Twitty made his “fourth or fifth” visit to Wisconsin earlier this week at the invitation of the Stahl Center of Jewish Studies at the University of Wisconsin-Milwaukee. On Tuesday afternoon, Twitty anchored a panel that included Madison-based educator Shahanna McKinney Baldon, “Edible Memory” author Jennifer Jordan and UW-Milwaukee film professor Portia Cobb.
Moderator Kyle Cherek of the television show Wisconsin Foodie introduced Twitty as the most influential voice in African-American and pre-Civil War Southern foodways.
Twitty first rose to national prominence in 2013 when he published an open letter to Paula Deen on his blog, Afroculinaria. In his TED Talk and elsewhere, Twitty likes to say, “race is the illusion, food is the reality,” and there’s “no such thing as food without politics.”

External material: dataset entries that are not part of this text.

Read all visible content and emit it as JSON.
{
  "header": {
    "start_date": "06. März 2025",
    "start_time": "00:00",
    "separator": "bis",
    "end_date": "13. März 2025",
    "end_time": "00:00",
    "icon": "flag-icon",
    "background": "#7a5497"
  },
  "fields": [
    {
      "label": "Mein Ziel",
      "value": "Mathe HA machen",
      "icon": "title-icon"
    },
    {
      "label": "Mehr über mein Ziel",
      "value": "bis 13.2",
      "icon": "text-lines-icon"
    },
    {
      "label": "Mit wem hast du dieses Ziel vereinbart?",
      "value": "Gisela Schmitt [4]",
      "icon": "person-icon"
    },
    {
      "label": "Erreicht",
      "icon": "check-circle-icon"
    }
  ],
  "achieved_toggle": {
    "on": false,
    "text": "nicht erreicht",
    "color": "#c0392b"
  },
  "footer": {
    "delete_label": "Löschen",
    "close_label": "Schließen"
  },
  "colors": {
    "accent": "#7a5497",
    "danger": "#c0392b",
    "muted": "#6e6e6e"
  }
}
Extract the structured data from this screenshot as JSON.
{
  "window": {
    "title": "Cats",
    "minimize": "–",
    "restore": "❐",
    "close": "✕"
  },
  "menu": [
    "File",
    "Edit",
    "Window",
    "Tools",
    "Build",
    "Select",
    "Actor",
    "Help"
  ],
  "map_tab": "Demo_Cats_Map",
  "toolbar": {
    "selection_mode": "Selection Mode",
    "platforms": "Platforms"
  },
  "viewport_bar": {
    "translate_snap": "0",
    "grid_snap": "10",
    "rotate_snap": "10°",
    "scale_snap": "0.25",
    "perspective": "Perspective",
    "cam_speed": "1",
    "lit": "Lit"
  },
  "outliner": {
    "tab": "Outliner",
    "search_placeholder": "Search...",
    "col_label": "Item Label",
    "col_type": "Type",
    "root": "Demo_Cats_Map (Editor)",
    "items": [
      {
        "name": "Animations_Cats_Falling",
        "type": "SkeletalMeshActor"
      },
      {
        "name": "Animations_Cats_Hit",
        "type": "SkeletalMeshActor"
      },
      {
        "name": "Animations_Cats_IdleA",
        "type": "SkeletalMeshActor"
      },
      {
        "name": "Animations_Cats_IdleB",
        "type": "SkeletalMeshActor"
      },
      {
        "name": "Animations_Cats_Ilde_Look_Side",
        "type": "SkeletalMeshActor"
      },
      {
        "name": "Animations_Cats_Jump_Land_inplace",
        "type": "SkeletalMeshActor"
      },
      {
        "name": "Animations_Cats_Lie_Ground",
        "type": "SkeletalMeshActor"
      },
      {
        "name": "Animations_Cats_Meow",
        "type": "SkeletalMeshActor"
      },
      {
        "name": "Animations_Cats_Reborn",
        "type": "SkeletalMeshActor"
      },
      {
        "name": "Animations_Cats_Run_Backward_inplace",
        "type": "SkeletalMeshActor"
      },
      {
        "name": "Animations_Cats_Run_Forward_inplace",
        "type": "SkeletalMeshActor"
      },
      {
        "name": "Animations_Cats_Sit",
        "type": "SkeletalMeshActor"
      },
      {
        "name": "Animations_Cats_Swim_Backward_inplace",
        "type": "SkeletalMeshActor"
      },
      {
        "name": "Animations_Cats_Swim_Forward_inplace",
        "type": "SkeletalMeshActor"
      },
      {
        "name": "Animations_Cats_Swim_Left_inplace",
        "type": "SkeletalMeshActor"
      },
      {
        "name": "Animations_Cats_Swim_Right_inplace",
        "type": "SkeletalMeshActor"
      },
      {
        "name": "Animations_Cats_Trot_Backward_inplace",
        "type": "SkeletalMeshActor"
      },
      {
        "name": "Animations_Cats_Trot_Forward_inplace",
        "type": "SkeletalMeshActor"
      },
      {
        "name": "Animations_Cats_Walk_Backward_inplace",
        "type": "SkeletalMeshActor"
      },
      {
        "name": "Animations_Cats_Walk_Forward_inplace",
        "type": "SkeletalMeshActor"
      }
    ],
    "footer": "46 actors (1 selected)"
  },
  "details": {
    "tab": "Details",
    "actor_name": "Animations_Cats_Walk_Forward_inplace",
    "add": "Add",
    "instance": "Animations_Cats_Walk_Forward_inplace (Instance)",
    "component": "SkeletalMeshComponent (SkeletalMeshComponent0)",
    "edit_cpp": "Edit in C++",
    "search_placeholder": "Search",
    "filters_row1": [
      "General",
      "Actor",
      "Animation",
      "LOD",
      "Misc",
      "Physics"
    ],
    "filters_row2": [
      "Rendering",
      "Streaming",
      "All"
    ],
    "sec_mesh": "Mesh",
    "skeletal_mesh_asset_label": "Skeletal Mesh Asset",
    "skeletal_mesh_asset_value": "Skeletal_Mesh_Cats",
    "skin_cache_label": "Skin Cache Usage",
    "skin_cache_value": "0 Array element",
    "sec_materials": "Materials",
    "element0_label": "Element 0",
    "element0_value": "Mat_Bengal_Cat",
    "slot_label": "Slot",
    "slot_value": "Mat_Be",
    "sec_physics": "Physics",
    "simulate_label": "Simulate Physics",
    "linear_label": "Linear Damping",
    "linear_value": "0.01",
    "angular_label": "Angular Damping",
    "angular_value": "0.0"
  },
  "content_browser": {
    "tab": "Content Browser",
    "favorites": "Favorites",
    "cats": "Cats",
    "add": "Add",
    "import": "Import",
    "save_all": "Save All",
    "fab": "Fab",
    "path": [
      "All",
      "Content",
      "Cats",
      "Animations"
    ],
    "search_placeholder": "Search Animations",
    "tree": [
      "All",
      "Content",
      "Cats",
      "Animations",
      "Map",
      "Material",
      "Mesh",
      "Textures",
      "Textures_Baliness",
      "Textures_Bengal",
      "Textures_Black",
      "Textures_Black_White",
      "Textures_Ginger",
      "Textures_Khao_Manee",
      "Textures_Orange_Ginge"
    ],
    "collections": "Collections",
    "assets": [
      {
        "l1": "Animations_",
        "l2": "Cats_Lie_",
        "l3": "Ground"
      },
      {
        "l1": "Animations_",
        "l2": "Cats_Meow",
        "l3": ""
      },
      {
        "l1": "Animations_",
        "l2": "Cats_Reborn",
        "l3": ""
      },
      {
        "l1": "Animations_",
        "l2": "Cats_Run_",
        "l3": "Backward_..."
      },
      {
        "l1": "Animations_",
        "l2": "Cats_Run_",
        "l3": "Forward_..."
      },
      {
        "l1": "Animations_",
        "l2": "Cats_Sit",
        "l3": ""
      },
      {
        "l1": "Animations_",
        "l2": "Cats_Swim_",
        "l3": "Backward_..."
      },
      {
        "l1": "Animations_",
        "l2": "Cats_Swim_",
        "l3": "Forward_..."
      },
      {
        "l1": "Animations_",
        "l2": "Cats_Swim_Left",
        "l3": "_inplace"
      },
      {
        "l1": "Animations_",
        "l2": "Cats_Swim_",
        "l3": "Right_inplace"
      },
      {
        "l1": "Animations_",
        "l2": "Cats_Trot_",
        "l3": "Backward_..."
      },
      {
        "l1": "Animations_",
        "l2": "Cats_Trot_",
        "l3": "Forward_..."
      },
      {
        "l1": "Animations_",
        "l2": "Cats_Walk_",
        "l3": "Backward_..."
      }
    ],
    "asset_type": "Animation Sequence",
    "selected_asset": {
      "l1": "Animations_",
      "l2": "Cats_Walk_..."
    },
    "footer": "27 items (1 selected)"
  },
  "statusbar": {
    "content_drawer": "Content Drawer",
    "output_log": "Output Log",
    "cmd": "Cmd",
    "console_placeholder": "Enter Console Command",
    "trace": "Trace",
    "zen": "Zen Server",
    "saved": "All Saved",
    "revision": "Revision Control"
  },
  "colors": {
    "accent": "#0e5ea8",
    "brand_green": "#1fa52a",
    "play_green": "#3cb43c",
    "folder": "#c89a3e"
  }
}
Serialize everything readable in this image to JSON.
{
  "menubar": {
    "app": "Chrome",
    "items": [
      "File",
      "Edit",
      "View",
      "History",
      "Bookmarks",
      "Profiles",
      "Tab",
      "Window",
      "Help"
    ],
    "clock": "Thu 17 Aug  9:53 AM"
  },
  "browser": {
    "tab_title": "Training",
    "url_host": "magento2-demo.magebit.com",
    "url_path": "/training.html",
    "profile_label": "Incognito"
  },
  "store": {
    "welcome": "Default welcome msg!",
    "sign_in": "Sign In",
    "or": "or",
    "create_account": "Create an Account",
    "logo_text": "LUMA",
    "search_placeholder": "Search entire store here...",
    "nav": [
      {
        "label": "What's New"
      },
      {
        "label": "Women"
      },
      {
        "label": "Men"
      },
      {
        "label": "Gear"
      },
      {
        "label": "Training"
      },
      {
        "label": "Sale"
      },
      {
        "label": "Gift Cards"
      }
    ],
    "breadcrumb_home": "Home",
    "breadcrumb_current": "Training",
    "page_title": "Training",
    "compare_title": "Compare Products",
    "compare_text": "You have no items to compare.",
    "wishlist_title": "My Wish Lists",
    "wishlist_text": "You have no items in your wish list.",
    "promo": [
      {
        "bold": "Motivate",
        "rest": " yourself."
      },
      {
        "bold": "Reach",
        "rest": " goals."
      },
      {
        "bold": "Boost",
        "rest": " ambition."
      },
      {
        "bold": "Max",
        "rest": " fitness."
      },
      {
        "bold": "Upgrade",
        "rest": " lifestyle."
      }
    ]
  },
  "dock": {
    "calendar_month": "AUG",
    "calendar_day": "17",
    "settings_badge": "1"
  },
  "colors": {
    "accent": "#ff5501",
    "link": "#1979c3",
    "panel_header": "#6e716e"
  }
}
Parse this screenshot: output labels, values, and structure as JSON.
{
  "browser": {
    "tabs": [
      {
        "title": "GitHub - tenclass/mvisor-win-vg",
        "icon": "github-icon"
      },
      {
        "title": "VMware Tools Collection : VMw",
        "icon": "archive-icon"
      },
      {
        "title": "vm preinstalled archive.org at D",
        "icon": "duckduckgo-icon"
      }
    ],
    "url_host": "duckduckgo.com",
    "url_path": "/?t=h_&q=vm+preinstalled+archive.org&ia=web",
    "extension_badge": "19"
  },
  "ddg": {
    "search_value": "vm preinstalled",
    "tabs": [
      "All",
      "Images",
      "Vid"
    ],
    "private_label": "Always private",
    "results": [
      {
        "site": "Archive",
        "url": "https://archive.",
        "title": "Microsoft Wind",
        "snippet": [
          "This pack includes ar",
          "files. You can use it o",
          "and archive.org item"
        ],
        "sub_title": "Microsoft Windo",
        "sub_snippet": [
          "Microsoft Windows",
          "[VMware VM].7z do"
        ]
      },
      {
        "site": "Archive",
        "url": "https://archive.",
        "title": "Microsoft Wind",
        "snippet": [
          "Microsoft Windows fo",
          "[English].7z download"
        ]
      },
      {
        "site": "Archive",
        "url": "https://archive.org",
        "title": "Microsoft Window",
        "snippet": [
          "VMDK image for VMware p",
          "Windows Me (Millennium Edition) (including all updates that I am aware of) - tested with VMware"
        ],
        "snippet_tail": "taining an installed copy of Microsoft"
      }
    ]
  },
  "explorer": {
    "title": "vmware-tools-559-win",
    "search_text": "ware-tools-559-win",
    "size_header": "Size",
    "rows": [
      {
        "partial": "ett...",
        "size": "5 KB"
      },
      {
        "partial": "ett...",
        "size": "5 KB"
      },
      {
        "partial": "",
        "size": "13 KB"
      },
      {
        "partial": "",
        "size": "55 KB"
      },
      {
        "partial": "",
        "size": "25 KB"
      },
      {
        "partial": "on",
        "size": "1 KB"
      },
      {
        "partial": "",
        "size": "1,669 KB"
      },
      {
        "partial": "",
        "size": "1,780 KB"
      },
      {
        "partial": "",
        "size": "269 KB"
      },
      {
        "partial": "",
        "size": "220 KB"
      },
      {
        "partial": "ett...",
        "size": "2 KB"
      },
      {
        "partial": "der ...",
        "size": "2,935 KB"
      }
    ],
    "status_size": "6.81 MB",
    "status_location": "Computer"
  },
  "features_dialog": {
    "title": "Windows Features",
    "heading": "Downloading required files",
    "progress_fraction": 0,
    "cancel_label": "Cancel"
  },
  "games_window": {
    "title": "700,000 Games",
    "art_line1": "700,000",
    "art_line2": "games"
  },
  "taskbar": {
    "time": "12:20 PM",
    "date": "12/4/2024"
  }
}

“I was looking at Southern white chefs who were selling the idea of our food without us involved,” Twitty said. “No community engagement, no brotherhood, no sisterhood. Just ‘Hey, look at me, I can do hot chicken and gumbo, but I have no connection to this community. I’m just celebrating Southern food.’
“And I said, ‘That’s not good enough.’”
On his blog and on Twitter as @KosherSoul, Twitty engages with culinary leaders like Sean Brock and John T. Edge, and calls them out when necessary. The idea that Brock was “discovering the West African roots of Southern food” incensed Twitty.
“We defined ourselves,” Twitty said. “We need another 100 years of Southern white people to define black people’s reality? We’re not your children. We raised your children! The reason why they eat Southern food is because we gave them African traditions in the first place.”
Those African traditions are central to Twitty’s work with Roots to Glory, a tour company run by Ada Anagho Brown that connects African-Americans to their ancestral homelands.
Twitty took a group of chefs to Ghana with Roots to Glory in 2018 and wrote about it for Bon Appetit. This time in Benin, he’s working with Atlanta-based filmmaker Casey Wright to document the trip. They raised more than $10,000 for the project on gofundme.
“The end goal here is not just mental enlightenment, it’s spiritual healing,” Twitty said. “It’s awareness of health practices and healing practices that can help other people.”
He wants his fellow African-American chefs “to flourish,” Twitty added.
“They didn’t learn this in their various culinary institutions,” Twitty said. “Black history in the food world is so lacking, and not just in the South, but in Brazil, the Caribbean, people aren’t learning our story. That’s really problematic. They’re not learning contemporary Africa’s food story on its own.
“I want them to have this amazing experience, to be able to connect with Africa on their own terms and come back to communities where they’re from and have a bridge between their world and continental Africa.”
From a food perspective, Twitty said, it’s beneficial for chefs to “see the piles of tomatoes and chilis and black-eyed peas and okra and spices, the sweet potatoes, the yams, the leafy greens … And know this is all part of the food tradition and culture you grew up with.”
On Tuesday night in Milwaukee, the nonprofit Fondy Food Center and a restaurant called The Diplomat hosted a private, Southern-inspired dinner for Twitty and his guests. The collaborative menu ranged from bite-sized black eyed pea fritters and cornbread with collards to big casserole dishes of corn pudding and platters of chicken.
After the meal, Twitty turned to the chefs and cooks behind him. Venice Williams of Alice’s Garden Urban Farm had made the corn pudding; Jarvis Williams of Carnevor made the smothered chicken. Zakiya Courtney of Vegan Soul Catering made a peanut stew with a deep, warming flavor; Linda Burrell, a baker at Cakes by Linda Kay, made creamy mac ‘n’ cheese and a sweet potato cobbler. The Tandem’s Caitlin Cullen fried the chicken and made beautifully seasoned collard greens.
“The food is real,” Twitty said. “The cabbage, the collards, mm! The fried chicken, the smothered chicken … all of it. The love was in the food. The feet were in the food. And the ancestors.
“I’m here because these are people I trust and love and respect, and they’ve always made me feel very at home.”